Speaking and listening skills are often overlooked because it is very subjective and one student may be naturally better about speaking in front of others or being an active listener than another. Make sure students know how important it is to be able to present themselves in a confident and successful way as they go through school and, ultimately, life. If you make speaking and listening an ongoing practice in your classroom, your students will gain the confidence they need!
Let’s start with listening!
- Ensure students know the importance of being a good listener. Right and wrong should always be discussed in the classroom.
- Start with an open-ended question, such as, “What is a good listener?” and have the students create a list of what you’d expect! By students creating the list, it gives them ownership over the list and they are more likely to follow it.

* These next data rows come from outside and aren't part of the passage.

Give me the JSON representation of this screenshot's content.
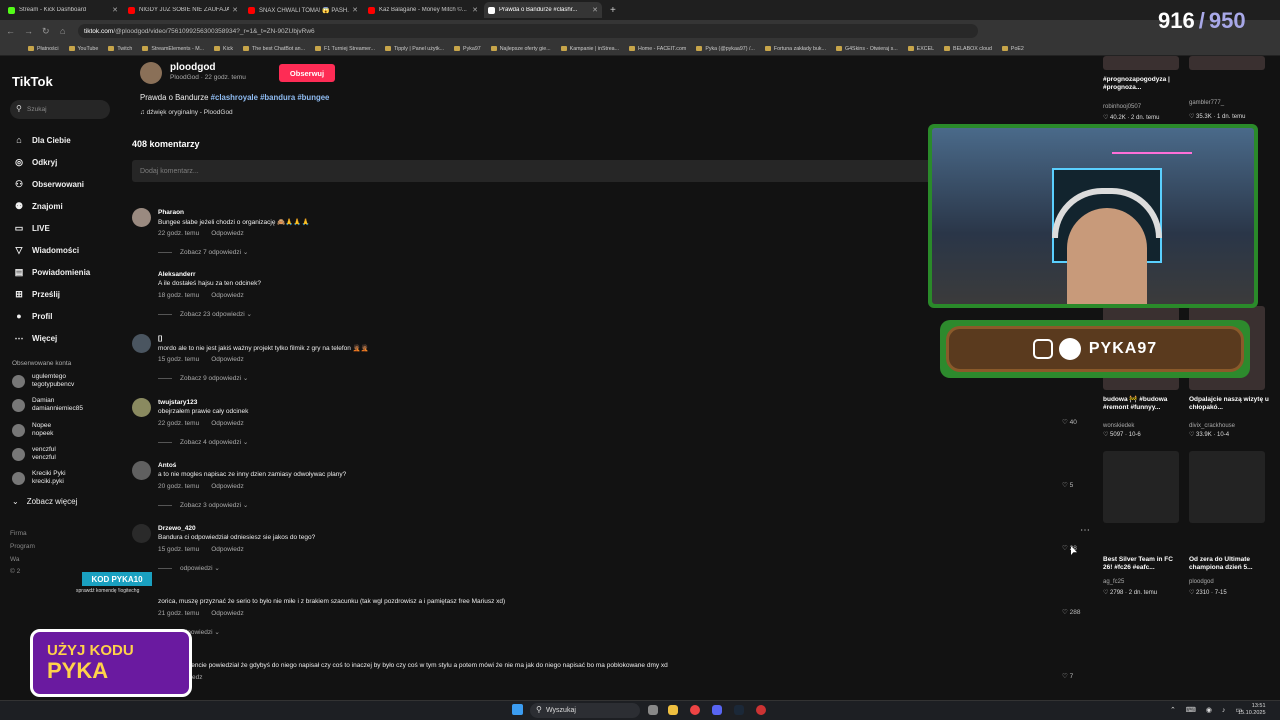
{
  "tabs": [
    {
      "label": "Stream - Kick Dashboard",
      "color": "#53fc18"
    },
    {
      "label": "NIGDY JUŻ SOBIE NIE ZAUFAJĄ",
      "color": "#ff0000"
    },
    {
      "label": "SNAX CHWALI TOMA! 😱 PASH...",
      "color": "#ff0000"
    },
    {
      "label": "Kaz Balagane - Money Mitch ©...",
      "color": "#ff0000"
    },
    {
      "label": "Prawda o Bandurze #clashr...",
      "color": "#ffffff"
    }
  ],
  "url": {
    "host": "tiktok.com",
    "path": "/@ploodgod/video/7561099256300358934?_r=1&_t=ZN-90ZUbjvRw6"
  },
  "bookmarks": [
    "Płatności",
    "YouTube",
    "Twitch",
    "StreamElements - M...",
    "Kick",
    "The best ChatBot an...",
    "F1 Turniej Streamer...",
    "Tipply | Panel użytk...",
    "Pyka97",
    "Najlepsze oferty gie...",
    "Kampanie | inStrea...",
    "Home - FACEIT.com",
    "Pyka (@pykaa97) /...",
    "Fortuna zakłady buk...",
    "G4Skins - Otwieraj s...",
    "EXCEL",
    "BELABOX cloud",
    "PoE2"
  ],
  "sidebar": {
    "logo": "TikTok",
    "search_placeholder": "Szukaj",
    "items": [
      {
        "label": "Dla Ciebie",
        "icon": "⌂"
      },
      {
        "label": "Odkryj",
        "icon": "◎"
      },
      {
        "label": "Obserwowani",
        "icon": "⚇"
      },
      {
        "label": "Znajomi",
        "icon": "⚉"
      },
      {
        "label": "LIVE",
        "icon": "▭"
      },
      {
        "label": "Wiadomości",
        "icon": "▽"
      },
      {
        "label": "Powiadomienia",
        "icon": "▤"
      },
      {
        "label": "Prześlij",
        "icon": "⊞"
      },
      {
        "label": "Profil",
        "icon": "●"
      },
      {
        "label": "Więcej",
        "icon": "⋯"
      }
    ],
    "following_header": "Obserwowane konta",
    "accounts": [
      {
        "line1": "ugulemtego",
        "line2": "tegotypubencv"
      },
      {
        "line1": "Damian",
        "line2": "damianniemiec85"
      },
      {
        "line1": "Nopee",
        "line2": "nopeek"
      },
      {
        "line1": "venczful",
        "line2": "venczful"
      },
      {
        "line1": "Kreciki Pyki",
        "line2": "kreciki.pyki"
      }
    ],
    "see_more": "Zobacz więcej",
    "footer": [
      "Firma",
      "Program",
      "Wa",
      "© 2"
    ]
  },
  "post": {
    "username": "ploodgod",
    "meta": "PloodGod · 22 godz. temu",
    "follow_label": "Obserwuj",
    "desc_text": "Prawda o Bandurze ",
    "tags": "#clashroyale #bandura #bungee",
    "sound": "♫ dźwięk oryginalny - PloodGod",
    "comment_count": "408 komentarzy",
    "add_comment_placeholder": "Dodaj komentarz..."
  },
  "comments": [
    {
      "name": "Pharaon",
      "text": "Bungee słabe jeżeli chodzi o organizację 🙈🙏🙏🙏",
      "time": "22 godz. temu",
      "reply": "Odpowiedz",
      "more": "Zobacz 7 odpowiedzi ⌄",
      "likes": ""
    },
    {
      "name": "Aleksanderr",
      "text": "A ile dostałeś hajsu za ten odcinek?",
      "time": "18 godz. temu",
      "reply": "Odpowiedz",
      "more": "Zobacz 23 odpowiedzi ⌄",
      "likes": ""
    },
    {
      "name": "[]",
      "text": "mordo ale to nie jest jakiś ważny projekt tylko filmik z gry na telefon 🤦🏾🤦🏾",
      "time": "15 godz. temu",
      "reply": "Odpowiedz",
      "more": "Zobacz 9 odpowiedzi ⌄",
      "likes": ""
    },
    {
      "name": "twujstary123",
      "text": "obejrzałem prawie cały odcinek",
      "time": "22 godz. temu",
      "reply": "Odpowiedz",
      "more": "Zobacz 4 odpowiedzi ⌄",
      "likes": "♡ 40"
    },
    {
      "name": "Antoś",
      "text": "a to nie mogles napisac ze inny dzien zamiasy odwoływac plany?",
      "time": "20 godz. temu",
      "reply": "Odpowiedz",
      "more": "Zobacz 3 odpowiedzi ⌄",
      "likes": "♡ 5"
    },
    {
      "name": "Drzewo_420",
      "text": "Bandura ci odpowiedział odniesiesz sie jakos do tego?",
      "time": "15 godz. temu",
      "reply": "Odpowiedz",
      "more": "odpowiedzi ⌄",
      "likes": "♡ 28"
    },
    {
      "name": "",
      "text": "zorica, muszę przyznać że serio to było nie miłe i z brakiem szacunku (tak wgl pozdrowisz a i pamiętasz free Mariusz xd)",
      "time": "21 godz. temu",
      "reply": "Odpowiedz",
      "more": "odpowiedzi ⌄",
      "likes": "♡ 288"
    },
    {
      "name": "nn",
      "text": "wnym momencie powiedział że gdybyś do niego napisał czy coś to inaczej by było czy coś w tym stylu a potem mówi że nie ma jak do niego napisać bo ma poblokowane dmy xd",
      "time": "",
      "reply": "Odpowiedz",
      "more": "",
      "likes": "♡ 7"
    }
  ],
  "related": [
    {
      "title": "#prognozapogodyza | #prognoza...",
      "author": "robinhooj0507",
      "stats": "♡ 40.2K · 2 dn. temu"
    },
    {
      "title": "",
      "author": "gambler777_",
      "stats": "♡ 35.3K · 1 dn. temu"
    },
    {
      "title": "budowa 🚧 #budowa #remont #funnyy...",
      "author": "wonskiedek",
      "stats": "♡ 5097 · 10-6"
    },
    {
      "title": "Odpalajcie naszą wizytę u chłopakó...",
      "author": "divix_crackhouse",
      "stats": "♡ 33.9K · 10-4"
    },
    {
      "title": "Best Silver Team in FC 26! #fc26 #eafc...",
      "author": "ag_fc25",
      "stats": "♡ 2798 · 2 dn. temu"
    },
    {
      "title": "Od zera do Ultimate championa dzień 5...",
      "author": "ploodgod",
      "stats": "♡ 2310 · 7-15"
    }
  ],
  "overlay": {
    "score_a": "916",
    "score_b": "950",
    "banner": "PYKA97",
    "promo": "KOD PYKA10",
    "promo_sub": "sprawdź komendę !logitechg",
    "pyka_a": "UŻYJ KODU",
    "pyka_b": "PYKA"
  },
  "taskbar": {
    "search": "Wyszukaj",
    "time": "13:51",
    "date": "15.10.2025"
  }
}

Giving students a voice!
- Many students don’t do well when speaking in front of others, so it is our job to help them feel more confident. Build confidence my emphasizing the good parts of their speech, rather than what they did wrong. As they improve, you can then emphasize that you noticed the improvements.
- The more the students speak in front of others, they will gain confidence in themselves.

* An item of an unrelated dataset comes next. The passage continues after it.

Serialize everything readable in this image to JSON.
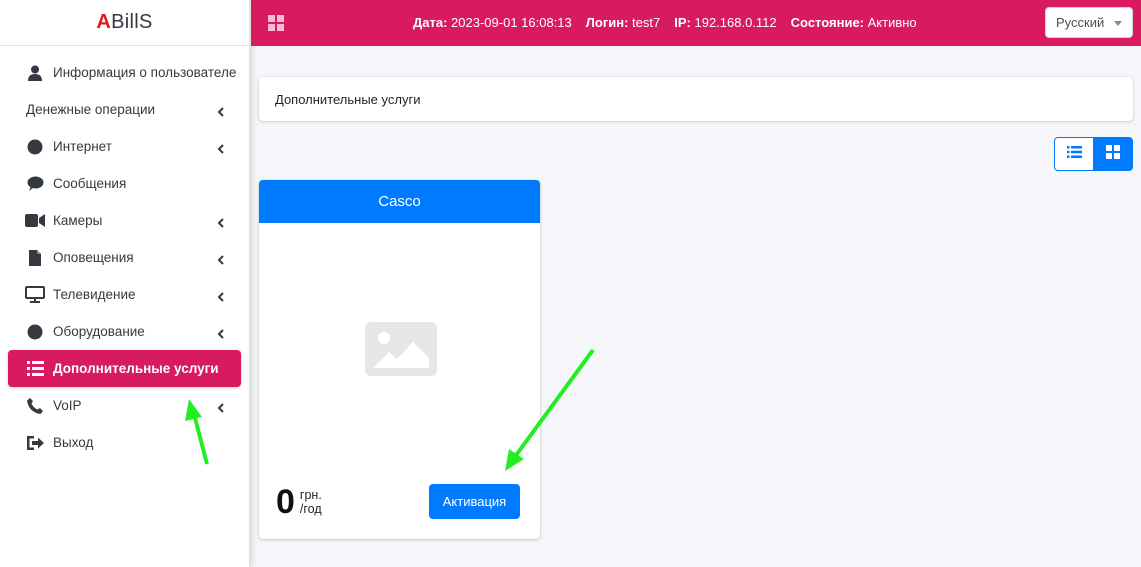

- To start, make a game out of it or give them a fun activity where it is ok to make mistakes, be goofy, and laugh together. This will build an overall nature of acceptance for speaking in front of the class. Lesson Suggestion: have your students speak in different voices at the morning meeting. One day, they could introduce themselves as if they were a pirate, another day a mouse!
Giving students a prop!
- When students give a speech to the class, they generally have a hard time with the basic skills of giving a speech and tend to rely on their paper too much. This leads to inadequate eye contact and muffled voices. We need to give them support and find alternative ways to help them to remember their speech.
- Have students present their speech without paper. Suggest props, posters, etc. for students to use to avoid the tendency to rely on reading from a paper.
Show Them What Is Expected!
- When students are given clear and understandable guidance, they can build their skills accordingly. Clearly lay out expectations.
- Give students feedback on what they did well and what they still need to improve on.
- Allow listeners to compliment and lend suggestions to speakers as well. This lesson can also build active listening skills and kindness in the classroom.
Here is a free resource for you to use:
Angela French M.S.
What is some additional advice you could give to teachers to build speaking and listening skills? Comment below!